• Brief: Lift every line from the entries that includes the word "мебели".

• Items from an interface collection:
★ ★ ★ ★ ★
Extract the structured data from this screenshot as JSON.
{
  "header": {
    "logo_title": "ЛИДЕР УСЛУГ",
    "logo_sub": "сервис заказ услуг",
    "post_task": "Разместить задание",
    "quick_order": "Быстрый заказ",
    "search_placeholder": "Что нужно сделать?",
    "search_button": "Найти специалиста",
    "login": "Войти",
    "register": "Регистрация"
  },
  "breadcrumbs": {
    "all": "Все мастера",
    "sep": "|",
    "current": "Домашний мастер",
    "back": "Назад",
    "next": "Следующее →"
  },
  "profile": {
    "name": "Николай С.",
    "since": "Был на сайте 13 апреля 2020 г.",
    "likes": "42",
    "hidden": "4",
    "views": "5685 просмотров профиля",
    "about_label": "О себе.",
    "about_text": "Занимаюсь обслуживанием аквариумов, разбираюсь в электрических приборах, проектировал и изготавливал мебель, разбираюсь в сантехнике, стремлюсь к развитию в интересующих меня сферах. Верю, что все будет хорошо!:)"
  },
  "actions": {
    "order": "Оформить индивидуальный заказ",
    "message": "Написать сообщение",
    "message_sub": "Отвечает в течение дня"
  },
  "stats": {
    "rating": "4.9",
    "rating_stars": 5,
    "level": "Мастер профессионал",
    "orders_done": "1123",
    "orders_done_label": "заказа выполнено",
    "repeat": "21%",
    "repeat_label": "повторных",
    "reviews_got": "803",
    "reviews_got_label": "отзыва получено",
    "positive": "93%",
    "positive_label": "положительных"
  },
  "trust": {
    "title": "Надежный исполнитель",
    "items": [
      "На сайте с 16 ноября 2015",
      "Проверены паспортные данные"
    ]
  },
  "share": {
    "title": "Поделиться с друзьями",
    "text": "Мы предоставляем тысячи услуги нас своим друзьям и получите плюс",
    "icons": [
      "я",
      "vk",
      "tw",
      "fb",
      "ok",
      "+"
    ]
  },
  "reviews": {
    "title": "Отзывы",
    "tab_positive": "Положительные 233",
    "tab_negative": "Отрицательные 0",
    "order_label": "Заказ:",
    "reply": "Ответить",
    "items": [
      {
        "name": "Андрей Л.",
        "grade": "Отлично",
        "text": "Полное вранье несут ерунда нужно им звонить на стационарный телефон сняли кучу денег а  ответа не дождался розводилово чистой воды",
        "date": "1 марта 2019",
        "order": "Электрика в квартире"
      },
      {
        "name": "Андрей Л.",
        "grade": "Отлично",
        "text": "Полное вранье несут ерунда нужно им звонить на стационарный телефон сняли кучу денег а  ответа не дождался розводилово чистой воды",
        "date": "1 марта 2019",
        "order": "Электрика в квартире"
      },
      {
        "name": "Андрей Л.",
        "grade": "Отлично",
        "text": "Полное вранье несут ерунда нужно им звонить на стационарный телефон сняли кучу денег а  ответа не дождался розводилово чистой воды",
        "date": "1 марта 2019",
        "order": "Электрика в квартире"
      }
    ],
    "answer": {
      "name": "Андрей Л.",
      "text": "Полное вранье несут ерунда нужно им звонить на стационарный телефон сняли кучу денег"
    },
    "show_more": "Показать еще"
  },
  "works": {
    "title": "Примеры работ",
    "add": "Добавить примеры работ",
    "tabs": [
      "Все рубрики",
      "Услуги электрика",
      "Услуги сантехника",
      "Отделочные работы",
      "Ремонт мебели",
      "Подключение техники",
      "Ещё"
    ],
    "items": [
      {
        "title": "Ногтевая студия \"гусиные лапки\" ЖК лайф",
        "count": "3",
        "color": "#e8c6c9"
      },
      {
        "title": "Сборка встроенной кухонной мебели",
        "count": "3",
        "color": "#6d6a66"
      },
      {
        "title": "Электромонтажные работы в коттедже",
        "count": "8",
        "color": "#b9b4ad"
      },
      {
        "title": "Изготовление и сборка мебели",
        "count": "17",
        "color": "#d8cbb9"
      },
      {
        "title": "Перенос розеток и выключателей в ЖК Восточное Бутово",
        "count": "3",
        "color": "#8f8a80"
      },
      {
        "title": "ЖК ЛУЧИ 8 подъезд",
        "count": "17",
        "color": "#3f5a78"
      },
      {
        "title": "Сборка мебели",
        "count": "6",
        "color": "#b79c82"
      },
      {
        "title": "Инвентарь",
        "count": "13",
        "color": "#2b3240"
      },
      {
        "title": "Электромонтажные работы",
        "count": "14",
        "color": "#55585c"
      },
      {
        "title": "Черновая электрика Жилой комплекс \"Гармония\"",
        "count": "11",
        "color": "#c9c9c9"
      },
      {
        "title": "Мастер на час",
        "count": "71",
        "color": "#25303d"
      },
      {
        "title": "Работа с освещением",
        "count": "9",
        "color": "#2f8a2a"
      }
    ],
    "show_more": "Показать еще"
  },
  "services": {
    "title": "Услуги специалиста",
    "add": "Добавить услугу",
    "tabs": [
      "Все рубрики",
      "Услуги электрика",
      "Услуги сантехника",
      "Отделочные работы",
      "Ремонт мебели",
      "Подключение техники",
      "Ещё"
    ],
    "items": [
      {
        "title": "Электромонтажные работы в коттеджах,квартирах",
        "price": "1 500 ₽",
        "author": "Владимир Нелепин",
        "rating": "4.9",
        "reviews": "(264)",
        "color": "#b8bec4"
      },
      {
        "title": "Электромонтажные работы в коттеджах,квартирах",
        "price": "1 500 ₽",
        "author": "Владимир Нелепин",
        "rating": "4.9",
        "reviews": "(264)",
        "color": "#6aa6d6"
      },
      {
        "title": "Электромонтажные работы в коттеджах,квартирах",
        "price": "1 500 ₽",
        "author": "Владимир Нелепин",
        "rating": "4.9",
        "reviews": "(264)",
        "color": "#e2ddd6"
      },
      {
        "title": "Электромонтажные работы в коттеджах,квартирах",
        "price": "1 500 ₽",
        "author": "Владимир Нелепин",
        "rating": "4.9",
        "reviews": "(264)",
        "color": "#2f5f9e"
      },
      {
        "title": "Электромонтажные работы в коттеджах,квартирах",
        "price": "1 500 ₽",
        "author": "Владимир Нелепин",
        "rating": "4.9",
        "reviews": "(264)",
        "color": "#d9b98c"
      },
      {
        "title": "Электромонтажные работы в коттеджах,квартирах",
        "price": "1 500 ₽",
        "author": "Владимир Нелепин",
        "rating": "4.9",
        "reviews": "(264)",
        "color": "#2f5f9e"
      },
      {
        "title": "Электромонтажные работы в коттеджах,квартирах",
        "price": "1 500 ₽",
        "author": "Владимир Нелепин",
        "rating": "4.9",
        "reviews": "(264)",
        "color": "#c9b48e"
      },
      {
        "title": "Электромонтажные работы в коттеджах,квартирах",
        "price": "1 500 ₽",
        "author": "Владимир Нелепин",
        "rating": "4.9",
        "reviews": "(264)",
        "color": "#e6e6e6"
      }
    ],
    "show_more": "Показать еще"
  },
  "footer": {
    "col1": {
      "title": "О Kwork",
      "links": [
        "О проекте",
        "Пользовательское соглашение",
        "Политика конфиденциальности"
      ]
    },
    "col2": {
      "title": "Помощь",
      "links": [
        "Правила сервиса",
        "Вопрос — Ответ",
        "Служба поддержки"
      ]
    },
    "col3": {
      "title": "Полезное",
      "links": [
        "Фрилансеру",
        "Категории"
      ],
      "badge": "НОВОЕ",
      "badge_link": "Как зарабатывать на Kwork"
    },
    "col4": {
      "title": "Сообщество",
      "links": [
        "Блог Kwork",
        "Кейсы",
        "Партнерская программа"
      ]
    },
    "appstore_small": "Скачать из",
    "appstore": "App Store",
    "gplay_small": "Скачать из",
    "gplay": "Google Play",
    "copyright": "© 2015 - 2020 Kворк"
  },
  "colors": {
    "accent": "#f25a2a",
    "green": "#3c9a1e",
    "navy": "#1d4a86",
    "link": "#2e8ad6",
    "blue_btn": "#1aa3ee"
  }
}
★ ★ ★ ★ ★
• Solution:
      "Ремонт мебели",
        "title": "Сборка встроенной кухонной мебели",
        "title": "Изготовление и сборка мебели",
        "title": "Сборка мебели",
      "Ремонт мебели",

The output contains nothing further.